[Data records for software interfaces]
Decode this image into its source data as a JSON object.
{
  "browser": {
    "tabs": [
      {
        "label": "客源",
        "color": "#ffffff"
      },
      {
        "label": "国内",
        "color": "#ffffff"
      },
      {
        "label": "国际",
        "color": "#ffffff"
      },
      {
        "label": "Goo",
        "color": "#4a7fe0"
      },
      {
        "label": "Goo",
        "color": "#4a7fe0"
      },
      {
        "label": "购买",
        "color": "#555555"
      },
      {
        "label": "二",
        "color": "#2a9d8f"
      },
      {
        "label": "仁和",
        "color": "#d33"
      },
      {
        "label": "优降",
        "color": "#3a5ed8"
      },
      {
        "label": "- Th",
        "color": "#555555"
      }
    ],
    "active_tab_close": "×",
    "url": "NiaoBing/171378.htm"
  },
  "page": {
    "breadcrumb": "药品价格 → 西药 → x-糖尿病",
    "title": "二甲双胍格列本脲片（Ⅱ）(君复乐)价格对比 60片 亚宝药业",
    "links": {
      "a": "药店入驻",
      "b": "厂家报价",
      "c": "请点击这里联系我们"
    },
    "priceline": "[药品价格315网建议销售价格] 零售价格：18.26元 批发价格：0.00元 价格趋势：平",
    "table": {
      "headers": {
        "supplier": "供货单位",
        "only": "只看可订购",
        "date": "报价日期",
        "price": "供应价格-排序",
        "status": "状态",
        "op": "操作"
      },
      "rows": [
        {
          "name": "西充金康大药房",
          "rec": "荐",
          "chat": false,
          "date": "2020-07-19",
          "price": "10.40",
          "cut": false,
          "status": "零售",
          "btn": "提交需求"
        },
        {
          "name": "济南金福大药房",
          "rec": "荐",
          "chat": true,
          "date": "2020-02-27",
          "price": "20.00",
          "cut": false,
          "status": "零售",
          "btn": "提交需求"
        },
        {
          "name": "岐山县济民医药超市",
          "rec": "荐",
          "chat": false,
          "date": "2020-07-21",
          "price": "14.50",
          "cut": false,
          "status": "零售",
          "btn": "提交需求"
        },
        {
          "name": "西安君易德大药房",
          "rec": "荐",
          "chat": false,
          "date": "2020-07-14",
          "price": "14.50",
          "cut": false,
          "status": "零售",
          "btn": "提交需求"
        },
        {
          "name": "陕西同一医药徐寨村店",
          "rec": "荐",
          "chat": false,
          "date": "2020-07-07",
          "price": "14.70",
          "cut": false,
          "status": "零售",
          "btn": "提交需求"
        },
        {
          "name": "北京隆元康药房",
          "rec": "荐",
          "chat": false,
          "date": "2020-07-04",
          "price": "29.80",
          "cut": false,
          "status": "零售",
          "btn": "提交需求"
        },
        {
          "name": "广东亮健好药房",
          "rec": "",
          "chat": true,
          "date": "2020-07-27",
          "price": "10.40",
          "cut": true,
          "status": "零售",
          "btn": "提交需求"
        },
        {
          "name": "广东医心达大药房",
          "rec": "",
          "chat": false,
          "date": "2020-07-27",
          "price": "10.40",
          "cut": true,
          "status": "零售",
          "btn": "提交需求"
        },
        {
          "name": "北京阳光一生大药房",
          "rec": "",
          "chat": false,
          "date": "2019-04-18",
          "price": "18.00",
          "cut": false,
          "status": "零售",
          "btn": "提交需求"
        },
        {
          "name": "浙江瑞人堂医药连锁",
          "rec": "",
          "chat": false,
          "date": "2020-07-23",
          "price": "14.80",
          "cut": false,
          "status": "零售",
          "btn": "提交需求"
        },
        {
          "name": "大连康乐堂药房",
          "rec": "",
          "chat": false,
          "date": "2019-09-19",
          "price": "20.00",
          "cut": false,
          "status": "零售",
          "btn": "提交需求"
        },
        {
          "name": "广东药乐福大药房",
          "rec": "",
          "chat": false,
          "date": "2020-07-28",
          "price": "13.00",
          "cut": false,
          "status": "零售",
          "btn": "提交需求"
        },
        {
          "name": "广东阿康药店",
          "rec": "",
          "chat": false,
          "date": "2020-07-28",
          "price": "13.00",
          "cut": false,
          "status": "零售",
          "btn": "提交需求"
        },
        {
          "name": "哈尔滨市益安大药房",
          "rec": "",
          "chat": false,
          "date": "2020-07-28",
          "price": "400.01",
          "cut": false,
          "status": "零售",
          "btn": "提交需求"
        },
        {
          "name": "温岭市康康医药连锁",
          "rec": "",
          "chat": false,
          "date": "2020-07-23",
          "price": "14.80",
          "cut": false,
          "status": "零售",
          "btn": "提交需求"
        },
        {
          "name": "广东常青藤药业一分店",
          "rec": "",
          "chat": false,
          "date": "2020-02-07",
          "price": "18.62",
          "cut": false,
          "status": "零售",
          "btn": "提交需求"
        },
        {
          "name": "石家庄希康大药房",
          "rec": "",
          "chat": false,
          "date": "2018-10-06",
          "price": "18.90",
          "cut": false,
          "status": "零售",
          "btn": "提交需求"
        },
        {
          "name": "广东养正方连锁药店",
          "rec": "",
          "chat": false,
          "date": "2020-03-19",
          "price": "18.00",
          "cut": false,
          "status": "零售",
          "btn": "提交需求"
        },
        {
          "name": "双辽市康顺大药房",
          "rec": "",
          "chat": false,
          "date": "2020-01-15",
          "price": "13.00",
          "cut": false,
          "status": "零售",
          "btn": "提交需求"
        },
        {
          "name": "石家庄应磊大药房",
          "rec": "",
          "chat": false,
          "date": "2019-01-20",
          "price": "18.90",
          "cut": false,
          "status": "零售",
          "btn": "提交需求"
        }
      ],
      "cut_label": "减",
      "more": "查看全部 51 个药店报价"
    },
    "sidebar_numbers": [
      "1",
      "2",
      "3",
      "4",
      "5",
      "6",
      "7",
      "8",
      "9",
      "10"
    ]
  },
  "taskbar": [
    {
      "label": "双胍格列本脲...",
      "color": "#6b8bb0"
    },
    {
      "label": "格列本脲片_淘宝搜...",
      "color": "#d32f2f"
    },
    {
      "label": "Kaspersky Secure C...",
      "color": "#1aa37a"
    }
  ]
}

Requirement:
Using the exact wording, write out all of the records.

Exercise result:
Decode this image into its source data as a JSON object.
{
  "browser": {
    "tabs": [
      {
        "label": "客源",
        "color": "#ffffff"
      },
      {
        "label": "国内",
        "color": "#ffffff"
      },
      {
        "label": "国际",
        "color": "#ffffff"
      },
      {
        "label": "Goo",
        "color": "#4a7fe0"
      },
      {
        "label": "Goo",
        "color": "#4a7fe0"
      },
      {
        "label": "购买",
        "color": "#555555"
      },
      {
        "label": "二",
        "color": "#2a9d8f"
      },
      {
        "label": "仁和",
        "color": "#d33"
      },
      {
        "label": "优降",
        "color": "#3a5ed8"
      },
      {
        "label": "- Th",
        "color": "#555555"
      }
    ],
    "active_tab_close": "×",
    "url": "NiaoBing/171378.htm"
  },
  "page": {
    "breadcrumb": "药品价格 → 西药 → x-糖尿病",
    "title": "二甲双胍格列本脲片（Ⅱ）(君复乐)价格对比 60片 亚宝药业",
    "links": {
      "a": "药店入驻",
      "b": "厂家报价",
      "c": "请点击这里联系我们"
    },
    "priceline": "[药品价格315网建议销售价格] 零售价格：18.26元 批发价格：0.00元 价格趋势：平",
    "table": {
      "headers": {
        "supplier": "供货单位",
        "only": "只看可订购",
        "date": "报价日期",
        "price": "供应价格-排序",
        "status": "状态",
        "op": "操作"
      },
      "rows": [
        {
          "name": "西充金康大药房",
          "rec": "荐",
          "chat": false,
          "date": "2020-07-19",
          "price": "10.40",
          "cut": false,
          "status": "零售",
          "btn": "提交需求"
        },
        {
          "name": "济南金福大药房",
          "rec": "荐",
          "chat": true,
          "date": "2020-02-27",
          "price": "20.00",
          "cut": false,
          "status": "零售",
          "btn": "提交需求"
        },
        {
          "name": "岐山县济民医药超市",
          "rec": "荐",
          "chat": false,
          "date": "2020-07-21",
          "price": "14.50",
          "cut": false,
          "status": "零售",
          "btn": "提交需求"
        },
        {
          "name": "西安君易德大药房",
          "rec": "荐",
          "chat": false,
          "date": "2020-07-14",
          "price": "14.50",
          "cut": false,
          "status": "零售",
          "btn": "提交需求"
        },
        {
          "name": "陕西同一医药徐寨村店",
          "rec": "荐",
          "chat": false,
          "date": "2020-07-07",
          "price": "14.70",
          "cut": false,
          "status": "零售",
          "btn": "提交需求"
        },
        {
          "name": "北京隆元康药房",
          "rec": "荐",
          "chat": false,
          "date": "2020-07-04",
          "price": "29.80",
          "cut": false,
          "status": "零售",
          "btn": "提交需求"
        },
        {
          "name": "广东亮健好药房",
          "rec": "",
          "chat": true,
          "date": "2020-07-27",
          "price": "10.40",
          "cut": true,
          "status": "零售",
          "btn": "提交需求"
        },
        {
          "name": "广东医心达大药房",
          "rec": "",
          "chat": false,
          "date": "2020-07-27",
          "price": "10.40",
          "cut": true,
          "status": "零售",
          "btn": "提交需求"
        },
        {
          "name": "北京阳光一生大药房",
          "rec": "",
          "chat": false,
          "date": "2019-04-18",
          "price": "18.00",
          "cut": false,
          "status": "零售",
          "btn": "提交需求"
        },
        {
          "name": "浙江瑞人堂医药连锁",
          "rec": "",
          "chat": false,
          "date": "2020-07-23",
          "price": "14.80",
          "cut": false,
          "status": "零售",
          "btn": "提交需求"
        },
        {
          "name": "大连康乐堂药房",
          "rec": "",
          "chat": false,
          "date": "2019-09-19",
          "price": "20.00",
          "cut": false,
          "status": "零售",
          "btn": "提交需求"
        },
        {
          "name": "广东药乐福大药房",
          "rec": "",
          "chat": false,
          "date": "2020-07-28",
          "price": "13.00",
          "cut": false,
          "status": "零售",
          "btn": "提交需求"
        },
        {
          "name": "广东阿康药店",
          "rec": "",
          "chat": false,
          "date": "2020-07-28",
          "price": "13.00",
          "cut": false,
          "status": "零售",
          "btn": "提交需求"
        },
        {
          "name": "哈尔滨市益安大药房",
          "rec": "",
          "chat": false,
          "date": "2020-07-28",
          "price": "400.01",
          "cut": false,
          "status": "零售",
          "btn": "提交需求"
        },
        {
          "name": "温岭市康康医药连锁",
          "rec": "",
          "chat": false,
          "date": "2020-07-23",
          "price": "14.80",
          "cut": false,
          "status": "零售",
          "btn": "提交需求"
        },
        {
          "name": "广东常青藤药业一分店",
          "rec": "",
          "chat": false,
          "date": "2020-02-07",
          "price": "18.62",
          "cut": false,
          "status": "零售",
          "btn": "提交需求"
        },
        {
          "name": "石家庄希康大药房",
          "rec": "",
          "chat": false,
          "date": "2018-10-06",
          "price": "18.90",
          "cut": false,
          "status": "零售",
          "btn": "提交需求"
        },
        {
          "name": "广东养正方连锁药店",
          "rec": "",
          "chat": false,
          "date": "2020-03-19",
          "price": "18.00",
          "cut": false,
          "status": "零售",
          "btn": "提交需求"
        },
        {
          "name": "双辽市康顺大药房",
          "rec": "",
          "chat": false,
          "date": "2020-01-15",
          "price": "13.00",
          "cut": false,
          "status": "零售",
          "btn": "提交需求"
        },
        {
          "name": "石家庄应磊大药房",
          "rec": "",
          "chat": false,
          "date": "2019-01-20",
          "price": "18.90",
          "cut": false,
          "status": "零售",
          "btn": "提交需求"
        }
      ],
      "cut_label": "减",
      "more": "查看全部 51 个药店报价"
    },
    "sidebar_numbers": [
      "1",
      "2",
      "3",
      "4",
      "5",
      "6",
      "7",
      "8",
      "9",
      "10"
    ]
  },
  "taskbar": [
    {
      "label": "双胍格列本脲...",
      "color": "#6b8bb0"
    },
    {
      "label": "格列本脲片_淘宝搜...",
      "color": "#d32f2f"
    },
    {
      "label": "Kaspersky Secure C...",
      "color": "#1aa37a"
    }
  ]
}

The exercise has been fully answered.